His business qualified as a minority business enterprise because his ancestors were Sephardi Jews who fled Spain centuries ago, making him, in the government’s squint, Hispanic. Your government decrees that immigrants from India are Asians but their cousins from Afghanistan are White. In America’s benighted days of yore, hearings and trials determined racial identities (octoroon, quadroon, etc.). In today’s America, such determinations are progressive because they protect the integrity, such as it is, of affirmative-action programs.

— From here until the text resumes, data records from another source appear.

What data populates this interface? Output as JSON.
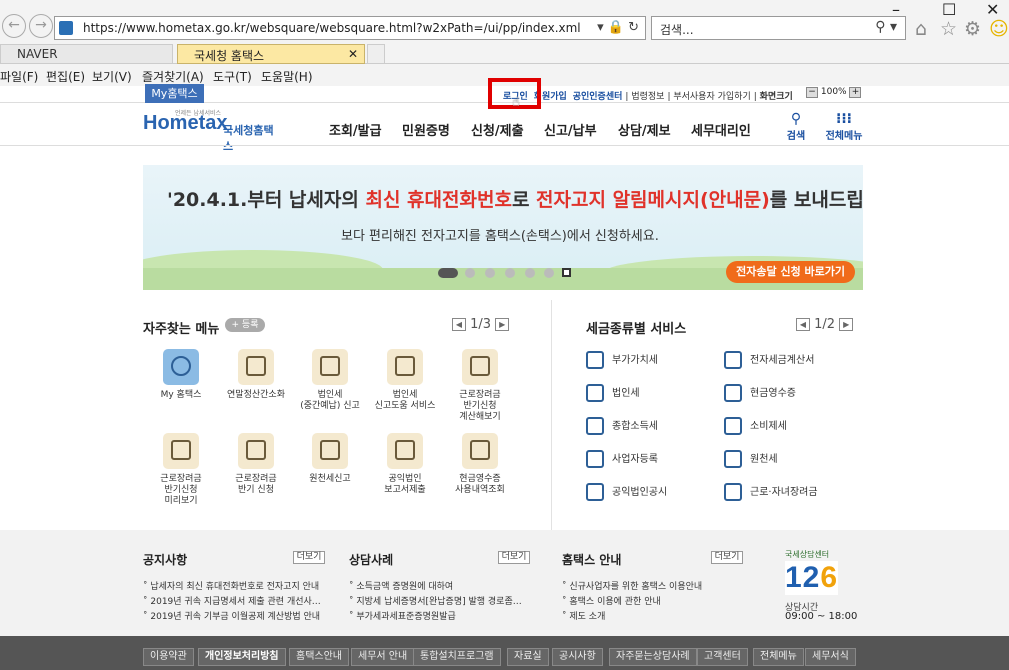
{
  "browser": {
    "url": "https://www.hometax.go.kr/websquare/websquare.html?w2xPath=/ui/pp/index.xml",
    "search_placeholder": "검색...",
    "tabs": [
      {
        "label": "NAVER"
      },
      {
        "label": "국세청 홈택스"
      }
    ],
    "menu": [
      "파일(F)",
      "편집(E)",
      "보기(V)",
      "즐겨찾기(A)",
      "도구(T)",
      "도움말(H)"
    ]
  },
  "header": {
    "my_hometax": "My홈택스",
    "util_links": [
      "로그인",
      "회원가입",
      "공인인증센터",
      "법령정보",
      "부서사용자 가입하기",
      "화면크기"
    ],
    "zoom": "100%",
    "logo_small": "언제든 납세서비스",
    "logo_main": "Hometax",
    "logo_sub": "국세청홈택스",
    "gnb": [
      "조회/발급",
      "민원증명",
      "신청/제출",
      "신고/납부",
      "상담/제보",
      "세무대리인"
    ],
    "search_label": "검색",
    "all_menu_label": "전체메뉴"
  },
  "banner": {
    "line1_pre": "'20.4.1.부터 납세자의 ",
    "line1_hl1": "최신 휴대전화번호",
    "line1_mid": "로 ",
    "line1_hl2": "전자고지 알림메시지(안내문)",
    "line1_post": "를 보내드립니다!",
    "line2": "보다 편리해진 전자고지를 홈택스(손택스)에서 신청하세요.",
    "button": "전자송달 신청 바로가기"
  },
  "quick": {
    "title": "자주찾는 메뉴",
    "register": "등록",
    "page": "1/3",
    "items": [
      {
        "label": "My 홈택스"
      },
      {
        "label": "연말정산간소화"
      },
      {
        "label": "법인세\n(중간예납) 신고"
      },
      {
        "label": "법인세\n신고도움 서비스"
      },
      {
        "label": "근로장려금\n반기신청\n계산해보기"
      },
      {
        "label": "근로장려금\n반기신청\n미리보기"
      },
      {
        "label": "근로장려금\n반기 신청"
      },
      {
        "label": "원천세신고"
      },
      {
        "label": "공익법인\n보고서제출"
      },
      {
        "label": "현금영수증\n사용내역조회"
      }
    ]
  },
  "taxservice": {
    "title": "세금종류별 서비스",
    "page": "1/2",
    "items": [
      "부가가치세",
      "전자세금계산서",
      "법인세",
      "현금영수증",
      "종합소득세",
      "소비제세",
      "사업자등록",
      "원천세",
      "공익법인공시",
      "근로·자녀장려금"
    ]
  },
  "notices": {
    "more": "더보기",
    "cols": [
      {
        "title": "공지사항",
        "items": [
          "납세자의 최신 휴대전화번호로 전자고지 안내",
          "2019년 귀속 지급명세서 제출 관련 개선사…",
          "2019년 귀속 기부금 이월공제 계산방법 안내"
        ]
      },
      {
        "title": "상담사례",
        "items": [
          "소득금액 증명원에 대하여",
          "지방세 납세증명서[완납증명] 발행 경로좀…",
          "부가세과세표준증명원발급"
        ]
      },
      {
        "title": "홈택스 안내",
        "items": [
          "신규사업자를 위한 홈택스 이용안내",
          "홈택스 이용에 관한 안내",
          "제도 소개"
        ]
      }
    ]
  },
  "callcenter": {
    "caption": "국세상담센터",
    "number_pre": "12",
    "number_hl": "6",
    "hours_label": "상담시간",
    "hours": "09:00 ~ 18:00"
  },
  "footer": [
    "이용약관",
    "개인정보처리방침",
    "홈택스안내",
    "세무서 안내",
    "통합설치프로그램",
    "자료실",
    "공시사항",
    "자주묻는상담사례",
    "고객센터",
    "전체메뉴",
    "세무서식"
  ]
}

In 1977, to facilitate gathering racial and ethnic data, the government promulgated racial and ethnic categories, but stipulated that they should not be “determinants of eligibility for participation in any federal program.” This was promptly ignored, and has been exacerbated by the American tradition of self-identification. Soon a scramble was on to win victim status, and to deny that status to groups which, if they clambered aboard the gravy train, would leave less gravy for the supposedly more deserving.
The racial/cultural/geographic/whatever spoils system is now so entrenched, it is too late for what would encourage a shared national identity: complete separation of race and state. Meaning, government abstention from racial and ethnic classifications.
Today’s ever-more-arbitrary system vindicates Bernstein’s warning that such classifications are “self-fulfilling”: they encourage people to think of themselves not as individuals but as members of grasping grievance groups. Young people are taught this unattractive orthodoxy at colleges that celebrate a “diversity” that is skin-deep.